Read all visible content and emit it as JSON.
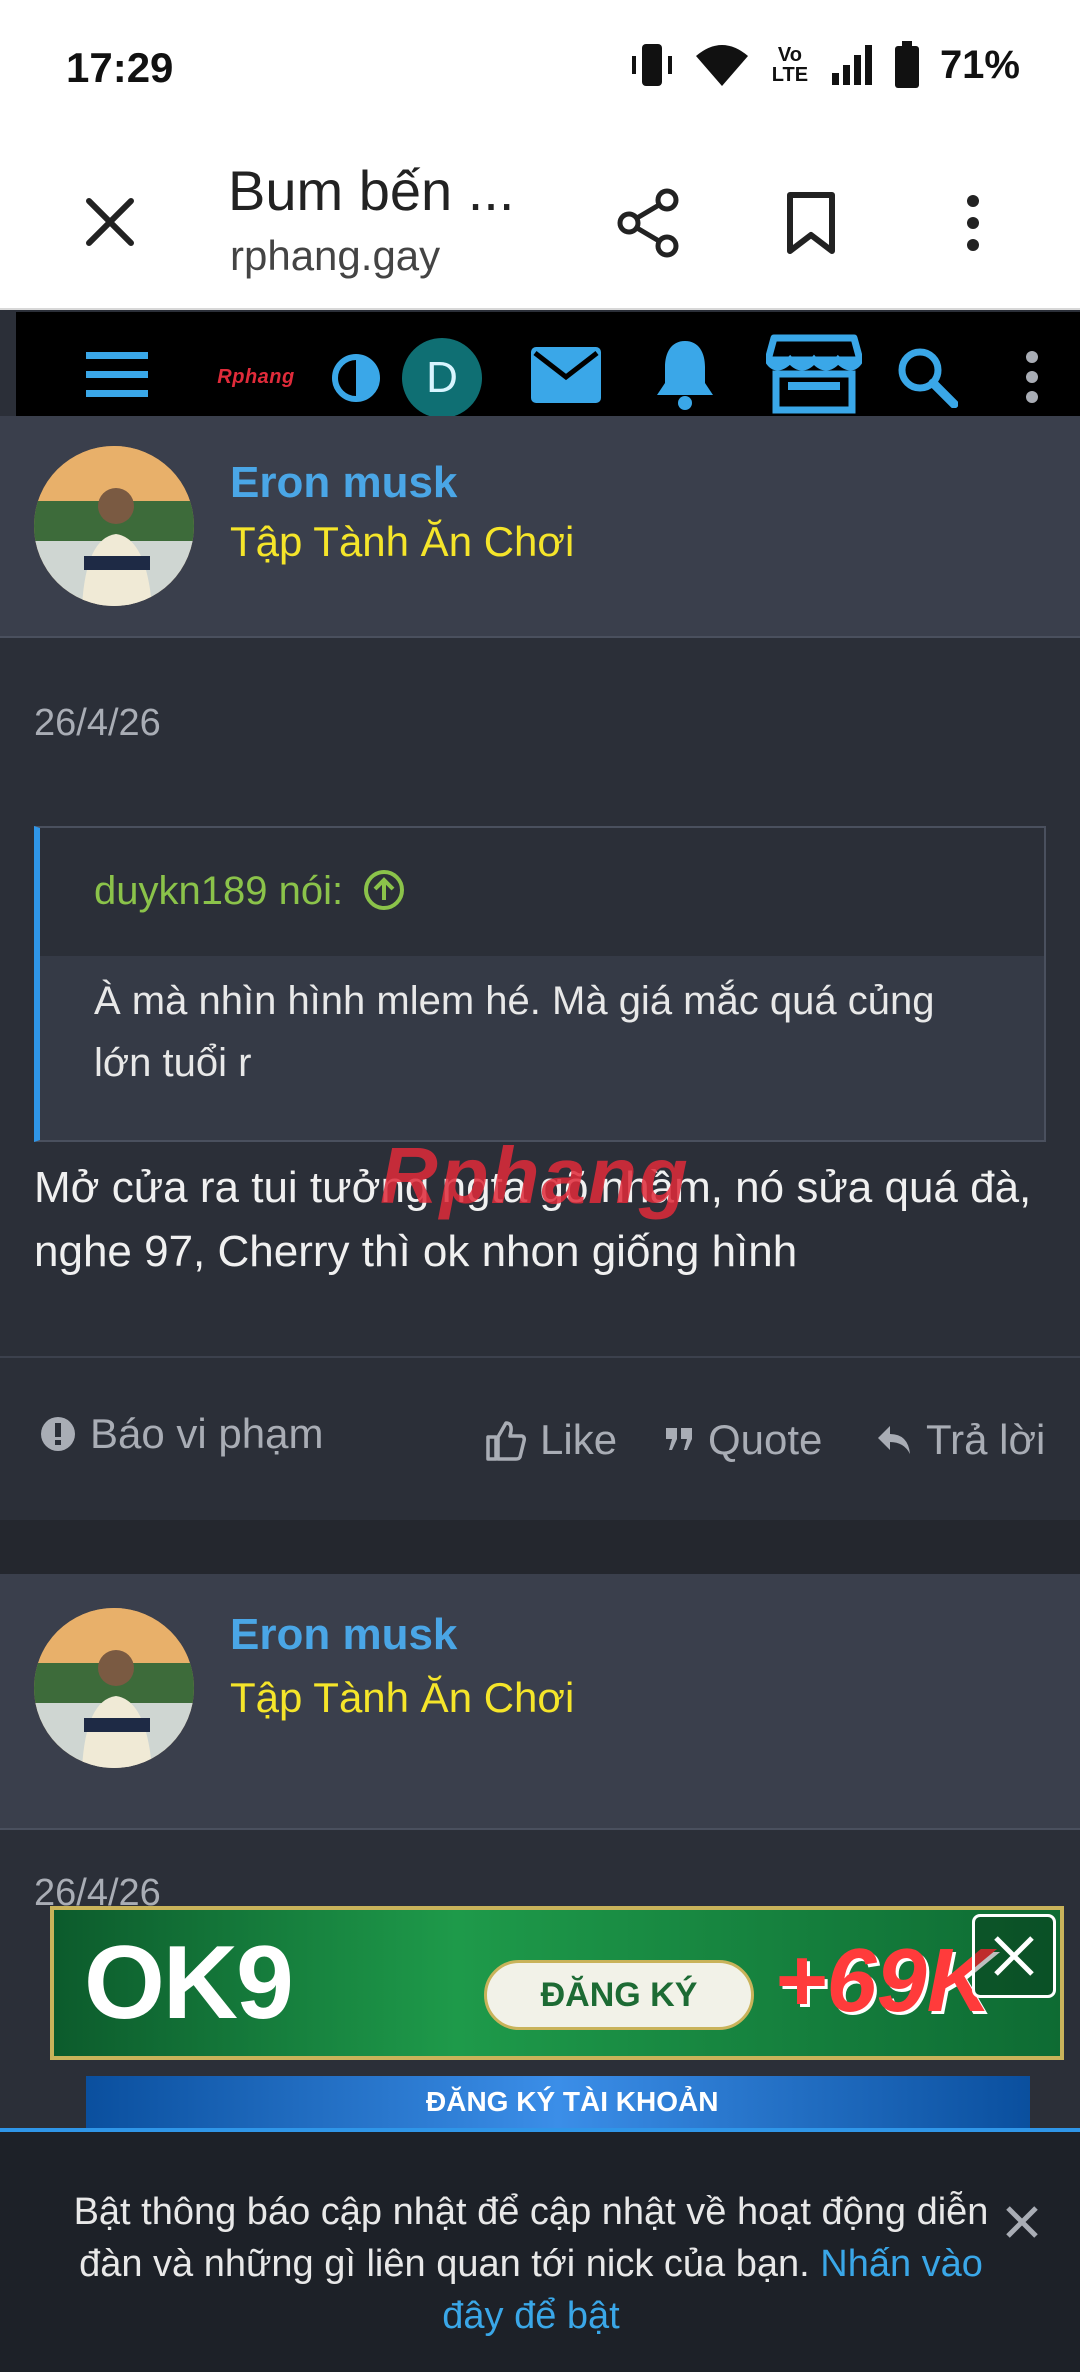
{
  "status": {
    "time": "17:29",
    "battery": "71%",
    "volte": "Vo LTE"
  },
  "browser": {
    "title": "Bum bến ...",
    "url": "rphang.gay"
  },
  "nav": {
    "logo": "Rphang",
    "avatar_letter": "D"
  },
  "posts": [
    {
      "username": "Eron musk",
      "user_title": "Tập Tành Ăn Chơi",
      "date": "26/4/26",
      "quote": {
        "author": "duykn189 nói:",
        "text": "À mà nhìn hình mlem hé. Mà giá mắc quá củng lớn tuổi r"
      },
      "message": "Mở cửa ra tui tưởng ngta gõ nhầm, nó sửa quá đà, nghe 97, Cherry thì ok nhon giống hình",
      "actions": {
        "report": "Báo vi phạm",
        "like": "Like",
        "quote": "Quote",
        "reply": "Trả lời"
      }
    },
    {
      "username": "Eron musk",
      "user_title": "Tập Tành Ăn Chơi",
      "date": "26/4/26"
    }
  ],
  "watermark": "Rphang",
  "ad": {
    "brand": "OK9",
    "cta": "ĐĂNG KÝ",
    "bonus": "+69K",
    "sub_cta": "ĐĂNG KÝ TÀI KHOẢN"
  },
  "notification": {
    "text": "Bật thông báo cập nhật để cập nhật về hoạt động diễn đàn và những gì liên quan tới nick của bạn.",
    "link": "Nhấn vào đây để bật"
  },
  "colors": {
    "username": "#4aa6e6",
    "user_title": "#f5e52a",
    "quote_author": "#8bc34a",
    "accent": "#2f96e8"
  }
}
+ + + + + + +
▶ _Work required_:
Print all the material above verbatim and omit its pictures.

▶ _Output of the exercise_:
Read all visible content and emit it as JSON.
{
  "status": {
    "time": "17:29",
    "battery": "71%",
    "volte": "Vo LTE"
  },
  "browser": {
    "title": "Bum bến ...",
    "url": "rphang.gay"
  },
  "nav": {
    "logo": "Rphang",
    "avatar_letter": "D"
  },
  "posts": [
    {
      "username": "Eron musk",
      "user_title": "Tập Tành Ăn Chơi",
      "date": "26/4/26",
      "quote": {
        "author": "duykn189 nói:",
        "text": "À mà nhìn hình mlem hé. Mà giá mắc quá củng lớn tuổi r"
      },
      "message": "Mở cửa ra tui tưởng ngta gõ nhầm, nó sửa quá đà, nghe 97, Cherry thì ok nhon giống hình",
      "actions": {
        "report": "Báo vi phạm",
        "like": "Like",
        "quote": "Quote",
        "reply": "Trả lời"
      }
    },
    {
      "username": "Eron musk",
      "user_title": "Tập Tành Ăn Chơi",
      "date": "26/4/26"
    }
  ],
  "watermark": "Rphang",
  "ad": {
    "brand": "OK9",
    "cta": "ĐĂNG KÝ",
    "bonus": "+69K",
    "sub_cta": "ĐĂNG KÝ TÀI KHOẢN"
  },
  "notification": {
    "text": "Bật thông báo cập nhật để cập nhật về hoạt động diễn đàn và những gì liên quan tới nick của bạn.",
    "link": "Nhấn vào đây để bật"
  },
  "colors": {
    "username": "#4aa6e6",
    "user_title": "#f5e52a",
    "quote_author": "#8bc34a",
    "accent": "#2f96e8"
  }
}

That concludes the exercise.